* _What to do_: Scan the listing for the word "Medication" and give the number of lines where it appears, with no other text.

------------------------

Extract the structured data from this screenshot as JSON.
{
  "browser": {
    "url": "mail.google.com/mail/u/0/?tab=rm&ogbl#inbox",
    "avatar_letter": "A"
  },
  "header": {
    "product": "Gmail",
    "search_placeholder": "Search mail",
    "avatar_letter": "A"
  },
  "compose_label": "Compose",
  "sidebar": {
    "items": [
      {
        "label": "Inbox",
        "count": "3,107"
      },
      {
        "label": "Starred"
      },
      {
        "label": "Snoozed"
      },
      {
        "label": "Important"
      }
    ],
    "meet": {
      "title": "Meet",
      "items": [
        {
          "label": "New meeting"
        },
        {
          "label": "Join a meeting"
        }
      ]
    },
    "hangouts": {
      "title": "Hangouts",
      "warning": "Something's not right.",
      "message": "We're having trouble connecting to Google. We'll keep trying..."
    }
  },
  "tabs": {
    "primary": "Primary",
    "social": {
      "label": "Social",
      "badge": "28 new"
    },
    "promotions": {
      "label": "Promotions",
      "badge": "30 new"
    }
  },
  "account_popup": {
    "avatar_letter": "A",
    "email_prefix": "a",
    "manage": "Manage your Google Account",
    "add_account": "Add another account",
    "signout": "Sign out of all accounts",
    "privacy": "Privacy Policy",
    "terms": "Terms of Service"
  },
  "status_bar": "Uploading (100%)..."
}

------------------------

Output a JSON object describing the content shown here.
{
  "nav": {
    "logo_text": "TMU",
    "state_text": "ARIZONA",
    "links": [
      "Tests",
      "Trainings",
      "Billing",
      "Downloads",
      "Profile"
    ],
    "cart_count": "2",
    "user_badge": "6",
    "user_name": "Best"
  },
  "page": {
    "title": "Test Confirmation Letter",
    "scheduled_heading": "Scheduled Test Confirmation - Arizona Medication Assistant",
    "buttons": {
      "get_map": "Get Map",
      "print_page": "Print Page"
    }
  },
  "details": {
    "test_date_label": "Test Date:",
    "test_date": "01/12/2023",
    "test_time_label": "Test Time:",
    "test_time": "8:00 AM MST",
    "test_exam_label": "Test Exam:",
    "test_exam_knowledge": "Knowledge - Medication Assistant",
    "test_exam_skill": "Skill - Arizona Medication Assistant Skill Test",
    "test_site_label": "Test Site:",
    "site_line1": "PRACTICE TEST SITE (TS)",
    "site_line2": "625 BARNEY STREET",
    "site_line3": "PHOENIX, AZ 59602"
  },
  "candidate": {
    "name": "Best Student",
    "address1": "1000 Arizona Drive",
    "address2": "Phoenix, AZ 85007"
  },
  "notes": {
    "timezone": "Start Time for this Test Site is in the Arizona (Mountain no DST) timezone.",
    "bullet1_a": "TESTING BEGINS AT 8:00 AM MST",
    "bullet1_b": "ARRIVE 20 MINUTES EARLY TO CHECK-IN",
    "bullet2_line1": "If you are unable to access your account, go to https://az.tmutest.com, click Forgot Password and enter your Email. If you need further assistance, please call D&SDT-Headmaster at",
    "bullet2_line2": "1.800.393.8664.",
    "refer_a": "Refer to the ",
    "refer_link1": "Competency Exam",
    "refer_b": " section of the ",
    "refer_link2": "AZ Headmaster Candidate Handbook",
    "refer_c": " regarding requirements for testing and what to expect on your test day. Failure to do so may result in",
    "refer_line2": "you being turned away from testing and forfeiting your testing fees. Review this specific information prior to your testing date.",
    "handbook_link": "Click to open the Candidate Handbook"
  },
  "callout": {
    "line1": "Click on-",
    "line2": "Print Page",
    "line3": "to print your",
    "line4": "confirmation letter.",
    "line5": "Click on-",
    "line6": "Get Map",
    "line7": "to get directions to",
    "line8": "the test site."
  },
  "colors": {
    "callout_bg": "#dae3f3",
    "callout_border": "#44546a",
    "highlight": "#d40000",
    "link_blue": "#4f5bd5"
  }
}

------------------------

* _Solution to this task_: 3